Problem description: What lines of the data hold the string "twitter"? Pull each one out.

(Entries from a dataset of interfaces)
++++++++++++++++++++

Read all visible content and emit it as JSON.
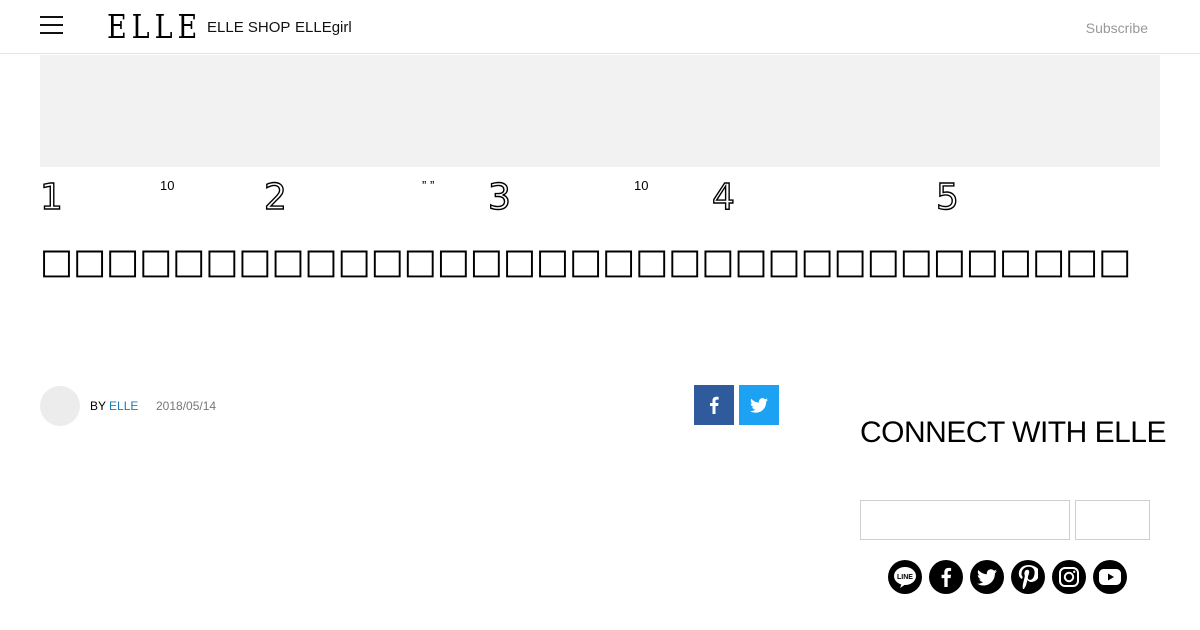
{
  "header": {
    "logo": "ELLE",
    "nav": [
      "ELLE SHOP",
      "ELLEgirl"
    ],
    "subscribe": "Subscribe"
  },
  "ranking": [
    {
      "num": "1",
      "sup": "10"
    },
    {
      "num": "2",
      "sup": "” ”"
    },
    {
      "num": "3",
      "sup": "10"
    },
    {
      "num": "4",
      "sup": ""
    },
    {
      "num": "5",
      "sup": ""
    }
  ],
  "article": {
    "headline": "□□□□□□□□□□□□□□□□□□□□□□□□□□□□□□□□□",
    "by": "BY",
    "author": "ELLE",
    "date": "2018/05/14"
  },
  "share": {
    "facebook_icon": "facebook-icon",
    "twitter_icon": "twitter-icon"
  },
  "sidebar": {
    "connect_title": "CONNECT WITH ELLE",
    "email_value": "",
    "submit_label": "",
    "social": [
      "line-icon",
      "facebook-icon",
      "twitter-icon",
      "pinterest-icon",
      "instagram-icon",
      "youtube-icon"
    ]
  }
}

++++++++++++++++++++

Response for this exercise:
    "twitter_icon": "twitter-icon"
      "twitter-icon",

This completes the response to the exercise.